Early detection of cervical cancer
Sometimes the cells of the cervix start to change without you having any symptoms. The abnormal cells can be found and treated before they turn into cancer. A Cervical Screening Test can detect the presence of Human Papillomavirus Virus (HPV) and early cell changes
What is a Cervical Screening Test?
A Cervical Screening Test involves taking a swab of the cervix or vagina to look for signs of HPV. Most cases of HPV clear up on their own and do not require treatment. However, if some types of HPV remain in the body for a long time, they can cause changes to your cells. Doing a cervical screening test every five years from the age of 25 means the doctor or nurse can monitor or investigate HPV if needed.
It is recommended that women and people with a cervix have a Cervical Screening Test every five years.
Women and people with a cervix aged 25-74 now have the choice of either a self-collected vaginal sample or a sample collected from the cervix by a doctor or nurse.

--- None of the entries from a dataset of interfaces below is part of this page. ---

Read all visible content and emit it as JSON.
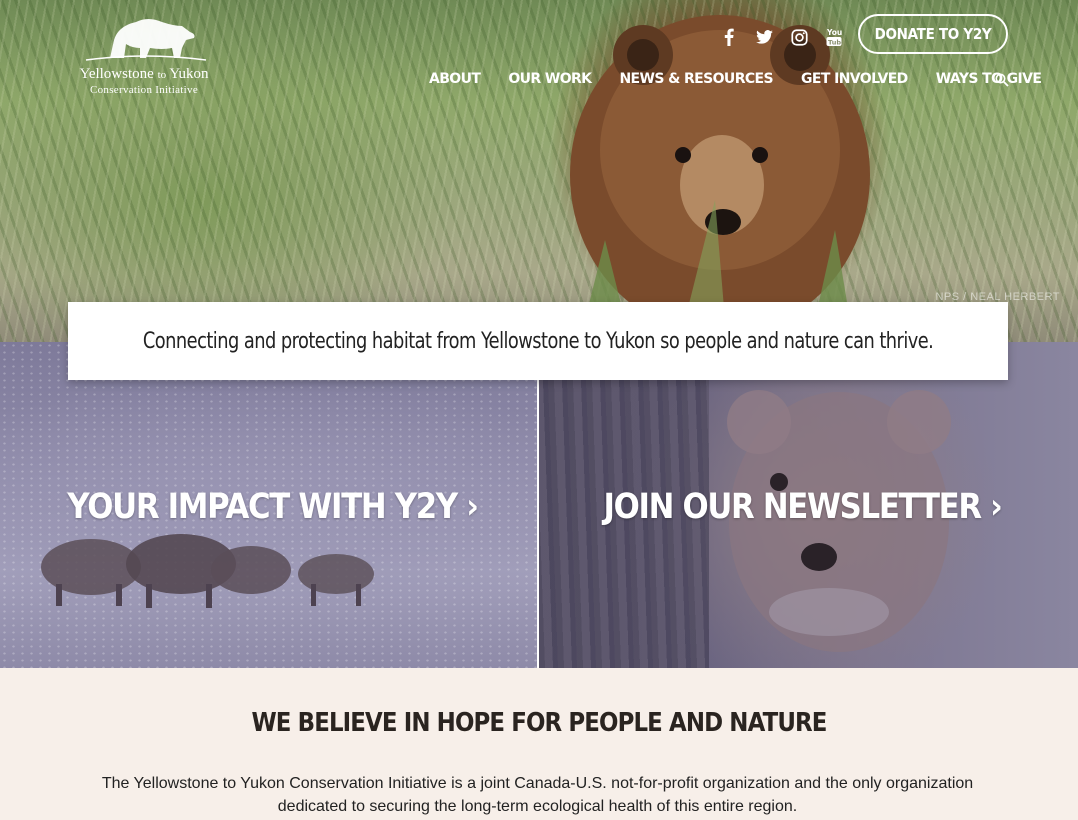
{
  "logo": {
    "name_part1": "Yellowstone",
    "name_to": "to",
    "name_part2": "Yukon",
    "subtitle": "Conservation Initiative",
    "icon": "bear-icon"
  },
  "social": [
    {
      "name": "facebook",
      "icon": "facebook-icon"
    },
    {
      "name": "twitter",
      "icon": "twitter-icon"
    },
    {
      "name": "instagram",
      "icon": "instagram-icon"
    },
    {
      "name": "youtube",
      "icon": "youtube-icon"
    }
  ],
  "donate_label": "DONATE TO Y2Y",
  "nav": {
    "items": [
      "ABOUT",
      "OUR WORK",
      "NEWS & RESOURCES",
      "GET INVOLVED",
      "WAYS TO GIVE"
    ],
    "search_icon": "search-icon"
  },
  "hero": {
    "credit": "NPS / NEAL HERBERT"
  },
  "tagline": "Connecting and protecting habitat from Yellowstone to Yukon so people and nature can thrive.",
  "tiles": {
    "left_label": "YOUR IMPACT WITH Y2Y ›",
    "right_label": "JOIN OUR NEWSLETTER ›"
  },
  "about": {
    "heading": "WE BELIEVE IN HOPE FOR PEOPLE AND NATURE",
    "body": "The Yellowstone to Yukon Conservation Initiative is a joint Canada-U.S. not-for-profit organization and the only organization dedicated to securing the long-term ecological health of this entire region."
  },
  "colors": {
    "page_bg": "#f7efe9",
    "tile_overlay": "#8a86a6",
    "text_dark": "#2a2420"
  }
}
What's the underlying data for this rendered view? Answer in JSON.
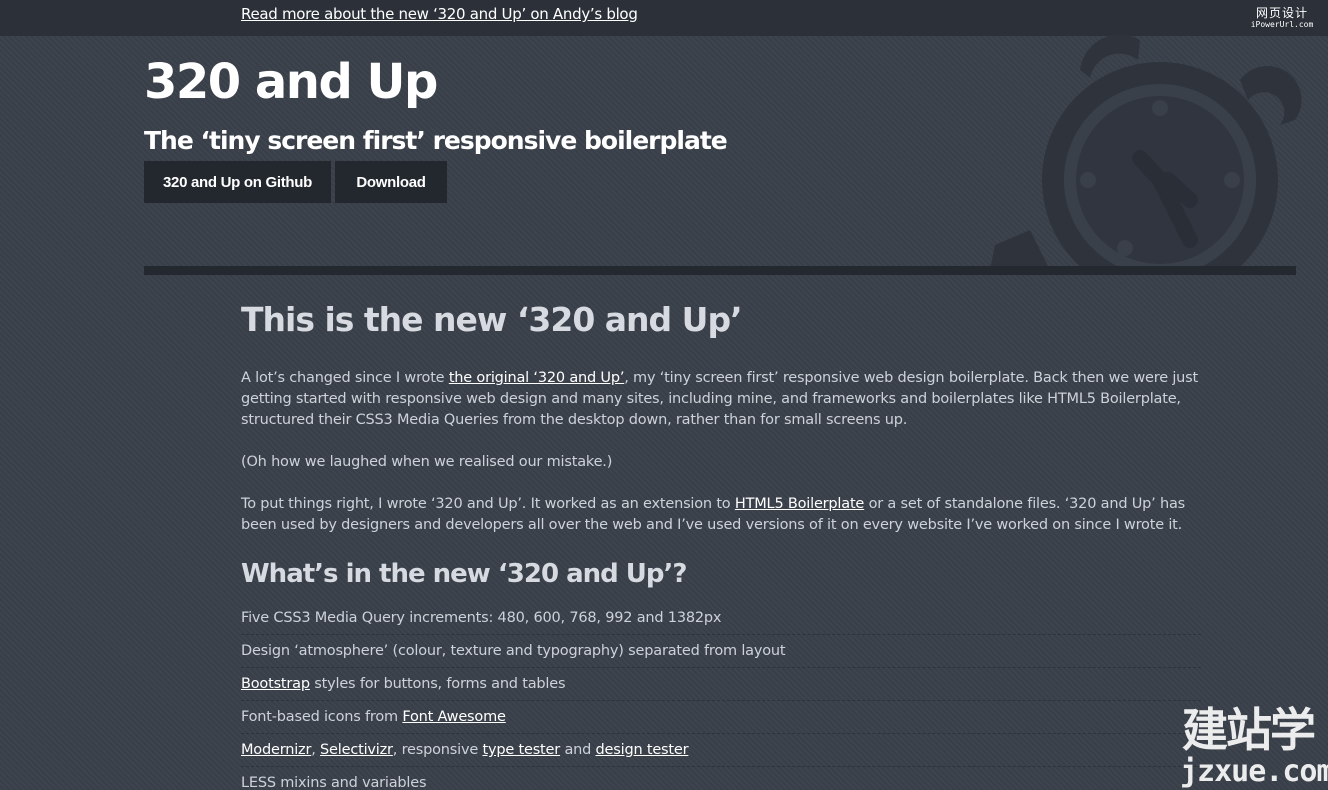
{
  "topbar": {
    "link_text": "Read more about the new ‘320 and Up’ on Andy’s blog"
  },
  "watermark_top": {
    "line1": "网页设计",
    "line2": "iPowerUrl.com"
  },
  "hero": {
    "title": "320 and Up",
    "subtitle": "The ‘tiny screen first’ responsive boilerplate",
    "buttons": {
      "github": "320 and Up on Github",
      "download": "Download"
    }
  },
  "main": {
    "heading": "This is the new ‘320 and Up’",
    "p1": {
      "before": "A lot’s changed since I wrote ",
      "link": "the original ‘320 and Up’",
      "after": ", my ‘tiny screen first’ responsive web design boilerplate. Back then we were just getting started with responsive web design and many sites, including mine, and frameworks and boilerplates like HTML5 Boilerplate, structured their CSS3 Media Queries from the desktop down, rather than for small screens up."
    },
    "p2": "(Oh how we laughed when we realised our mistake.)",
    "p3": {
      "before": "To put things right, I wrote ‘320 and Up’. It worked as an extension to ",
      "link": "HTML5 Boilerplate",
      "after": " or a set of standalone files. ‘320 and Up’ has been used by designers and developers all over the web and I’ve used versions of it on every website I’ve worked on since I wrote it."
    },
    "subheading": "What’s in the new ‘320 and Up’?",
    "features": {
      "f1": "Five CSS3 Media Query increments: 480, 600, 768, 992 and 1382px",
      "f2": "Design ‘atmosphere’ (colour, texture and typography) separated from layout",
      "f3": {
        "link": "Bootstrap",
        "after": " styles for buttons, forms and tables"
      },
      "f4": {
        "before": "Font-based icons from ",
        "link": "Font Awesome"
      },
      "f5": {
        "link1": "Modernizr",
        "sep1": ", ",
        "link2": "Selectivizr",
        "mid": ", responsive ",
        "link3": "type tester",
        "and": " and ",
        "link4": "design tester"
      },
      "f6": "LESS mixins and variables"
    }
  },
  "watermark_bottom": {
    "cn": "建站学",
    "en": "jzxue.com"
  },
  "colors": {
    "background": "#3a4049",
    "topbar": "#2c3139",
    "button": "#23272e",
    "divider": "#242930",
    "clock": "#2e333b"
  }
}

Both options are equally safe and effective. Talk with your GP, nurse or Aboriginal Health Worker about which option is right for you.
Where can I have a Cervical Screening Test?
You can have a Cervical Screening Test at:
- a GP clinic
- some women’s health centres and some community health centres.
If you are due for a Cervical Screening Test book an appointment with a GP clinic or women’s health clinic. Ask if there will be a cost for the appointment, as some healthcare providers charge a gap fee for the consultation. If you would prefer to do a self-collected test, ask if self-collection is available at your clinic.
Your results will be sent to your GP or health service in about one to two weeks. Make sure you contact your GP for your results.
HPV vaccine—what do I need to know?
Most changes to the cells of the cervix are due to an infection called Human Papillomavirus (HPV).
There is a vaccine available that can prevent infection with some types of HPV that have been associated with causing cervical cancer, anal cancer and genital warts.
All children aged 12–13 years are recommended to have the HPV vaccine. The vaccine is most effective at this stage before sexual activity has commenced and when the body produces more antibodies. The vaccine is provided to students of this age for free through school as part of the National Immunisation Program.
If you missed out on getting the HPV vaccination at school, you can catch-up on the HPV vaccine for free before you turn 26 years of age by seeing your local doctor.
Older people may also benefit from the vaccine (particularly those at higher risk of HPV-related diseases). Speak to your doctor to find out if it’s right for you.
Women and people with a cervix still need to have regular a Cervical Screening Test from the age of 25, even after having the HPV vaccine.
National Cervical Screening Program—additional resources, including HPV and cervical cancer, and resources in other languages
HPV vaccine—Cancer Council Australia resource
National HPV Vaccination Program—who is eligible and how to get the vaccine
Cervical screening—what this means for you
Diethylstilbestrol (DES) and Cancer—DES was taken by some women between the 1950s and 1970s to try and prevent miscarriage and other pregnancy complications. Although the majority of persons exposed to DES, during pregnancy or in utero, will not experience any negative health effects, available research